Picture: The picture was presented in its original 1.33:1 ratio full frame Black & White. The content being from a network television show airing well over forty years ago, you have to expect the limitations of the visuals on the DVDs. The picture was sometimes a touch grainy, the focus a bit weak, and the contrasts a bit off but overall it looked fine. A few episodes showed some pattern noise where a rainbow of colors shimmered across the screen but I only noticed it on occasion and it still looked better than cable. The compression rate was decent and the dual layer discs all managed to hold the material of eight episodes apiece quite well although I think a few less episodes might've been optimal for the picture. I'd be willing to pay a bit more for the set if another disc or two was added but most people wouldn't notice the difference.
Sound: The audio was presented with the original monaural track. It wasn't perfect but I've never heard the show sounding that way and venture a guess that it never did (the limitations of network television recording back when this was made were numerous), yet the Dolby Digital used to help clean up the various noises managed to improve the material a fair amount. For those who care, there was a Closed Caption symbol on the box so I presume it has the usual closed captioning (I don't have the equipment to test that out but Paramount is pretty good about such things if listed).
Extras: The closest thing to an extra here would be the four slim DVD cases having some minor liner notes on the inside cover.
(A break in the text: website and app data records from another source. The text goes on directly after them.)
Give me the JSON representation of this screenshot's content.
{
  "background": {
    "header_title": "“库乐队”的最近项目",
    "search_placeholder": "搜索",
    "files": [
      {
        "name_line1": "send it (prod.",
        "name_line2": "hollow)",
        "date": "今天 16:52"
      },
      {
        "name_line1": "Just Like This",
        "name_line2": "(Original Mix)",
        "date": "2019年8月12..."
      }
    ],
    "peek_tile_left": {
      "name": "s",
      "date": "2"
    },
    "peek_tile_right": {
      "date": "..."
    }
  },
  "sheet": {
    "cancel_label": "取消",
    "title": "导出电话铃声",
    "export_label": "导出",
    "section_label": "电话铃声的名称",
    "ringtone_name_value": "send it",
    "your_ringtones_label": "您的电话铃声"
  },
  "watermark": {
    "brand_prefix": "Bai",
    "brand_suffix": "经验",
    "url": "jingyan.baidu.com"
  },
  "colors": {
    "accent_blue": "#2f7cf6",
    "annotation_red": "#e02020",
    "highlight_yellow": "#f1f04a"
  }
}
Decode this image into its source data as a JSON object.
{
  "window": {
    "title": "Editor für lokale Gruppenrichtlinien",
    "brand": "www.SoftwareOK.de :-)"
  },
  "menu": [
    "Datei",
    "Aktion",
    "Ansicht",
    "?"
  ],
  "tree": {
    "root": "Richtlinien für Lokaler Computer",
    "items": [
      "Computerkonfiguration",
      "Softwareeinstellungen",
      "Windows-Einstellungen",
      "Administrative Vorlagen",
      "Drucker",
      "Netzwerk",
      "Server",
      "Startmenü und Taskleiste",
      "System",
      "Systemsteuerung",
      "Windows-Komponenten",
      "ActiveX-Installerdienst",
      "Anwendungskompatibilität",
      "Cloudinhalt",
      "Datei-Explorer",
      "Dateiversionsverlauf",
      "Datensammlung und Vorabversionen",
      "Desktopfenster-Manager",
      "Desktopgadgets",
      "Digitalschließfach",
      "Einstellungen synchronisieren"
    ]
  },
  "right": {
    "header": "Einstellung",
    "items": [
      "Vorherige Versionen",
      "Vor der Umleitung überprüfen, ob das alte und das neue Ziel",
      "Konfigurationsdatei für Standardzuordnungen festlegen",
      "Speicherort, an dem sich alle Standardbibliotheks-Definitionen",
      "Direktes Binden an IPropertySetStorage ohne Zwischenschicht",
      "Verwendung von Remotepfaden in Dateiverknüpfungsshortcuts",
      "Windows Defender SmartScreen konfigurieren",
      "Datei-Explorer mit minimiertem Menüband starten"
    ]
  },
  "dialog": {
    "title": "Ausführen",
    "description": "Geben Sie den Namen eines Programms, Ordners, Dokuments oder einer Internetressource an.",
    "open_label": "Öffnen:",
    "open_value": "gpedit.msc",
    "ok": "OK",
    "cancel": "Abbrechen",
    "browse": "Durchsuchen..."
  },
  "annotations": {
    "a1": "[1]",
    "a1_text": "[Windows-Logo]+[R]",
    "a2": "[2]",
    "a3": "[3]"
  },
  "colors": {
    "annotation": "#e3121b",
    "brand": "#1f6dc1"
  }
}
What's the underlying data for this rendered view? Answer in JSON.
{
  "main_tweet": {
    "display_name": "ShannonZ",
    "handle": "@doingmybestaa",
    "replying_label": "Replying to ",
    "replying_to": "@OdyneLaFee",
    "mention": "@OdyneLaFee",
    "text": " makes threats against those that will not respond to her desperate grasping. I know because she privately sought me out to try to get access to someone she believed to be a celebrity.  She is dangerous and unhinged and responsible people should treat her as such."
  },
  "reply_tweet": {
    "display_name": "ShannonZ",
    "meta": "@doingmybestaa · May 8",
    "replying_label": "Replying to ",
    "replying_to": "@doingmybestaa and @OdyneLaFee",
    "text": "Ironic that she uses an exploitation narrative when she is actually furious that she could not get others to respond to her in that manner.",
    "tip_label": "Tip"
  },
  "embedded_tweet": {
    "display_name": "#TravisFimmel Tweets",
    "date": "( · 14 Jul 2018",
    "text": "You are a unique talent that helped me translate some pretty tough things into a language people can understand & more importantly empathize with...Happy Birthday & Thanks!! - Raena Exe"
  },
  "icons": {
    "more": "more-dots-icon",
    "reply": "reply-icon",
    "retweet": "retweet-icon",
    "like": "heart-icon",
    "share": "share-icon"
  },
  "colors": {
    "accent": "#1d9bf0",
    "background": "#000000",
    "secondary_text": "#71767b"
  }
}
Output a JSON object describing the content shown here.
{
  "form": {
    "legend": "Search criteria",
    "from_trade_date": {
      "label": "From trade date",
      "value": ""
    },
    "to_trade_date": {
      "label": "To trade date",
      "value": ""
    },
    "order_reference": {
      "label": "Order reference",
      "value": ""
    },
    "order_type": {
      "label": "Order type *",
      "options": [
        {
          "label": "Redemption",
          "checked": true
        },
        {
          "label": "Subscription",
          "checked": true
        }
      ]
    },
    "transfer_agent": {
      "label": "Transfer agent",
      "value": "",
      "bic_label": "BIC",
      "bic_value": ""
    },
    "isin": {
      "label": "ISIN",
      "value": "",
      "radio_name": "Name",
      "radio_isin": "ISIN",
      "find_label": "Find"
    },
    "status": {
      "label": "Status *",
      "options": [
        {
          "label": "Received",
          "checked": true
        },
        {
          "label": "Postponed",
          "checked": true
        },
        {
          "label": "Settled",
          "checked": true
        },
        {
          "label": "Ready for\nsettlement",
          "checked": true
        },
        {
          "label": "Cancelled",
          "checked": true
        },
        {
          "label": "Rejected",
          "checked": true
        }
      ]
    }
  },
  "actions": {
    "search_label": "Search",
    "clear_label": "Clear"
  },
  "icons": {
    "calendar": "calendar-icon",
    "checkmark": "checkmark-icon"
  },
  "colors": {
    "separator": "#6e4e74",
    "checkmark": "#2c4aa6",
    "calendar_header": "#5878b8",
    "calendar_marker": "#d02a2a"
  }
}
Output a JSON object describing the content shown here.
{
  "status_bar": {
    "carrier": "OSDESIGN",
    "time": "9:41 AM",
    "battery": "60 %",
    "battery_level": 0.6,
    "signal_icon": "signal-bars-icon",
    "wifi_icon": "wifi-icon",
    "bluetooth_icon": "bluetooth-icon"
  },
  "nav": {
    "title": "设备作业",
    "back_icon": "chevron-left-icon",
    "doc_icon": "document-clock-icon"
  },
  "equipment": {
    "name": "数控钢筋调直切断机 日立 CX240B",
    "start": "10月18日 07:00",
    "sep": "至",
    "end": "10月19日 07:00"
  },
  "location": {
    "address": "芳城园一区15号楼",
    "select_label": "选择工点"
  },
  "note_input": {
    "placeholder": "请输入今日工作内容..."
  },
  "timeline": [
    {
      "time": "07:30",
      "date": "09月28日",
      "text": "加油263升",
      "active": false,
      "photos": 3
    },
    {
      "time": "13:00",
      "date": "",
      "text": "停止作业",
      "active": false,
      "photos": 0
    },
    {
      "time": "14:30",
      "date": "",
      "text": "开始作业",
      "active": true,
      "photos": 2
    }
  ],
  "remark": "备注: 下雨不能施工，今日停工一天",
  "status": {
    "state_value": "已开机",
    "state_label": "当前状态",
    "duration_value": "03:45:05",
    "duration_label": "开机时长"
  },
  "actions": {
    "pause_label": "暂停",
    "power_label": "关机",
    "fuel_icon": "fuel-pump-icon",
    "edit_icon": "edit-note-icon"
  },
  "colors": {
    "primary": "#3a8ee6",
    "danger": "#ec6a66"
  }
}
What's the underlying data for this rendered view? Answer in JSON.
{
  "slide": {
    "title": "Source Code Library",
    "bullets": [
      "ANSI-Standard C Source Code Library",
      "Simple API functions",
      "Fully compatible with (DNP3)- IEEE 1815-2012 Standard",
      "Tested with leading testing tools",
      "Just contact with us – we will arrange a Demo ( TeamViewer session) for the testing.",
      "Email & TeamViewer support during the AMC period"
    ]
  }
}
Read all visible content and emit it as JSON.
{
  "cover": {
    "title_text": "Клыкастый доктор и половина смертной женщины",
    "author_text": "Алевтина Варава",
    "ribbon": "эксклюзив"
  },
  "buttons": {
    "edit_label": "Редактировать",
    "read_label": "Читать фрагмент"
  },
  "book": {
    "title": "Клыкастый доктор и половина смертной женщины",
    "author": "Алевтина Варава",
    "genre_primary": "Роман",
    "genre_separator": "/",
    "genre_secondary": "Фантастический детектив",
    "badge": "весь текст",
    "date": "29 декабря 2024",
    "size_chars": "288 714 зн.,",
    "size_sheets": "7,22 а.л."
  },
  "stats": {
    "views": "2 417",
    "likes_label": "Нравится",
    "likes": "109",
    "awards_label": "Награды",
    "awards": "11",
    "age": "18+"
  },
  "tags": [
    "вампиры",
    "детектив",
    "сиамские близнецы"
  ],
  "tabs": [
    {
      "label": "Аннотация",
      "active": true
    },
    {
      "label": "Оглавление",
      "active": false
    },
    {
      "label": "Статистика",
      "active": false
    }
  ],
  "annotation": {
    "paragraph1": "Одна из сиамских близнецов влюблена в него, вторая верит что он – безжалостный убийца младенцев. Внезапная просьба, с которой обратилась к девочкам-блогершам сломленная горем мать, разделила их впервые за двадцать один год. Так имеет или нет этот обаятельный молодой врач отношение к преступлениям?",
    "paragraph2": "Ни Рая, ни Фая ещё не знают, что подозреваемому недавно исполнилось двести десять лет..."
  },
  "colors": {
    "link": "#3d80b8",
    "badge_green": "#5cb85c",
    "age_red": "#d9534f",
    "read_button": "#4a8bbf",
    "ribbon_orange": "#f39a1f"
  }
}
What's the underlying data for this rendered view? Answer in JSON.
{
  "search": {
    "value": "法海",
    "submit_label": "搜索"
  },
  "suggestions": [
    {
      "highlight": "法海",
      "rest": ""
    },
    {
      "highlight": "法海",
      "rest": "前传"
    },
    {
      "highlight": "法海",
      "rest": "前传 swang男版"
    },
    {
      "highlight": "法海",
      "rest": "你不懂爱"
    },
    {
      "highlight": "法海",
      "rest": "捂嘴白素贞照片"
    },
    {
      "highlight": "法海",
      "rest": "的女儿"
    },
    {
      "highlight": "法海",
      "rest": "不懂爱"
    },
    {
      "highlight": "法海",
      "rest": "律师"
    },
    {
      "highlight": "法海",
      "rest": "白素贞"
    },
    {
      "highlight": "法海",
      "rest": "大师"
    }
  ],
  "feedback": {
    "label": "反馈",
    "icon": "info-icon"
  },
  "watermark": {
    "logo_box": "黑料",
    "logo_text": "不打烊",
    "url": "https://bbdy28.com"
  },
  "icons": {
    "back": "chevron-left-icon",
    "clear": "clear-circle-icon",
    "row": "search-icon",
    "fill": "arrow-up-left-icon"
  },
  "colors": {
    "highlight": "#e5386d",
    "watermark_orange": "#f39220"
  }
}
I wish there had been audio commentaries, photos of the cast, some of the original sponsor commercials that appear to be lost forever, and/or a great many other things but I can't deny the appeal of the uncut episodes themselves. Maybe future sets will go for a Collector's rating by giving fans a lot of value adding extras but the strength of the material is timeless and the extras would just be icing on the cake.
Final Thoughts: The show is as American as apple pie and I'm glad it's being released on DVD after all these years. As a slice of pure Americana and pop culture, The Andy Griffith Show was a treat to watch and it should come as no surprise that it plays all over the world, creating new fans every day. The DVD set is not perfect but material comprising it is and while there were no extras, I think a lot of people are going to thoroughly enjoy a show so in tune with a lifestyle mostly lost to the ravages of "progress". For good clean fun that you wouldn't be ashamed of watching with anyone at all, this show excels and the replay value is among the best for its time-tested nature. I hope you enjoy the show!